British airline Ryanair has a pilot program allowing cell phones in flight. One hopes, if this comes to the U.S., for special "quiet" areas:
Within six months 50 planes will be kitted out. If it proves popular, the service will be rolled out across the whole 170-strong fleet.
Passengers will be able to make and receive calls for €2-3 ($2.50-3.80) per minute, send and receive text messages (50c plus) and use e-mail (€1-2).
... To be fair to Ryanair, it does not claim to be anything other than a noisy shop in the sky. So a new noisy service that earns money is in keeping with its ethos. As Mr O'Leary said: “You don't take a flight to contemplate your life in silence. Our services are not cathedral-like sanctuaries. Anyone who looks like sleeping, we wake them up to sell them things."

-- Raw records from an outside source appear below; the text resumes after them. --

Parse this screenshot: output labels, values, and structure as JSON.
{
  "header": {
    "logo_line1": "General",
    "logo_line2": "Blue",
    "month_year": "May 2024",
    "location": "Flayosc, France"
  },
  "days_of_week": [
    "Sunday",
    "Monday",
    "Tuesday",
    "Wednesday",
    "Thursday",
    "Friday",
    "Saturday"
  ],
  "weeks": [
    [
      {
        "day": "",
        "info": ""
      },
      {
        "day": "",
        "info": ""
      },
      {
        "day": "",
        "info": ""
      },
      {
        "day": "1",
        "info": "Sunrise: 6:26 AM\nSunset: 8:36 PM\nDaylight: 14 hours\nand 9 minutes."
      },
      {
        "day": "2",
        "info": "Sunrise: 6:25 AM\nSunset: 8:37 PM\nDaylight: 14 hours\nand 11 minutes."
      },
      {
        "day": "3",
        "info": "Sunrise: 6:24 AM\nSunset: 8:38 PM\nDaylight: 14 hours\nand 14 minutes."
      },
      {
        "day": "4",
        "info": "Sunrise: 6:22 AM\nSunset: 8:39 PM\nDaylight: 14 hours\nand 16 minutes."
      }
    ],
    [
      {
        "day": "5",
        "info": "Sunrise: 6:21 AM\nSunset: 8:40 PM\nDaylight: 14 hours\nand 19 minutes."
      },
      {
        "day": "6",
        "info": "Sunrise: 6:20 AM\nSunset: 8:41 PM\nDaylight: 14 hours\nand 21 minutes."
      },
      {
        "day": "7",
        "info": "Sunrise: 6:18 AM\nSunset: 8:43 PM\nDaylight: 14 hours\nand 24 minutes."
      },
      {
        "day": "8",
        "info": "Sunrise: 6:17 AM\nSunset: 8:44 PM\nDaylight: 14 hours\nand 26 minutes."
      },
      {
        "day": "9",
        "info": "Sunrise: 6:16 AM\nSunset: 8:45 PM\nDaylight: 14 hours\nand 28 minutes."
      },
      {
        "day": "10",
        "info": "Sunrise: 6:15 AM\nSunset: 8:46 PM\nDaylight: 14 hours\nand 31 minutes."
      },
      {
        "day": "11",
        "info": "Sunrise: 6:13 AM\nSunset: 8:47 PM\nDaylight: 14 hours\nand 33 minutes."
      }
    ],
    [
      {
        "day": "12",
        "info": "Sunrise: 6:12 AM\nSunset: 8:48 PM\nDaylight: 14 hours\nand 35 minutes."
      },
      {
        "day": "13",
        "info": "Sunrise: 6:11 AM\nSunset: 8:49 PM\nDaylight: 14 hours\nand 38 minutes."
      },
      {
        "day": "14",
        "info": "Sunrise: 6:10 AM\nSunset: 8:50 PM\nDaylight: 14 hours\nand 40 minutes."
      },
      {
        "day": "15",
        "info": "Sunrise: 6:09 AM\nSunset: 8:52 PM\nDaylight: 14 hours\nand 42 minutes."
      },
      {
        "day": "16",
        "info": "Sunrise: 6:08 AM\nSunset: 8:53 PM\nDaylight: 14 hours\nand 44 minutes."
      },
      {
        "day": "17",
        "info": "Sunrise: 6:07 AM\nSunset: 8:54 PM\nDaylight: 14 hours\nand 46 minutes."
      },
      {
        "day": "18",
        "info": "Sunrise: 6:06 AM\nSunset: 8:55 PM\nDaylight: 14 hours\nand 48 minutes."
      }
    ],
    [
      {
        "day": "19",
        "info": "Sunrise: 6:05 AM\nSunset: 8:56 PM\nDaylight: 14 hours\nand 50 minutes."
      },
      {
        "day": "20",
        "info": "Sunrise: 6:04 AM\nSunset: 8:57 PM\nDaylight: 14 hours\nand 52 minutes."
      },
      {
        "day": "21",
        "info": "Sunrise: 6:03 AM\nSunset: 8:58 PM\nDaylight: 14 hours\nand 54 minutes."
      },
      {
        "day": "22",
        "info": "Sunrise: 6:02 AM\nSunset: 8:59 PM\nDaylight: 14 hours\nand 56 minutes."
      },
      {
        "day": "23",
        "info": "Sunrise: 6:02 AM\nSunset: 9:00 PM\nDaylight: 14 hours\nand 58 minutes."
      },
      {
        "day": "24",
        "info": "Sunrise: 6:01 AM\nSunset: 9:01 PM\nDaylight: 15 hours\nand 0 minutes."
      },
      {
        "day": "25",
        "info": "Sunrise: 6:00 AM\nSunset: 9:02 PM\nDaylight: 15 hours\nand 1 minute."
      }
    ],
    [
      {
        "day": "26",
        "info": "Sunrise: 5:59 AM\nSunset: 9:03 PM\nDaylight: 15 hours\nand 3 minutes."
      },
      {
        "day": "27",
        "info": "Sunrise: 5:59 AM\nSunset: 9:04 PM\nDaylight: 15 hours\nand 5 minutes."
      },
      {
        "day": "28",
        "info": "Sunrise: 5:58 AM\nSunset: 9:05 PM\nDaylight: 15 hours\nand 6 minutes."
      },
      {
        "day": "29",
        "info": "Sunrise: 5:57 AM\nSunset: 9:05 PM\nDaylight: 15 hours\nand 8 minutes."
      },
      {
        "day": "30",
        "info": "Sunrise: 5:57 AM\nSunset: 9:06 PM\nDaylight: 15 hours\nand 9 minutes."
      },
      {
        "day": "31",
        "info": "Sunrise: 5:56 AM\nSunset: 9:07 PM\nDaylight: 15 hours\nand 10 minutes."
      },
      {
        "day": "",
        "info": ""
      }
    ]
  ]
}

You may not like Mr O'Leary's approach, or his plane's interiors, but it's hard not to admire his honesty.
Combine cell phones with the unexpected silence inside the new Airbus A380, and it's only a matter of time before someone gets his cell phone stuffed in an awkward place by his fellow passengers.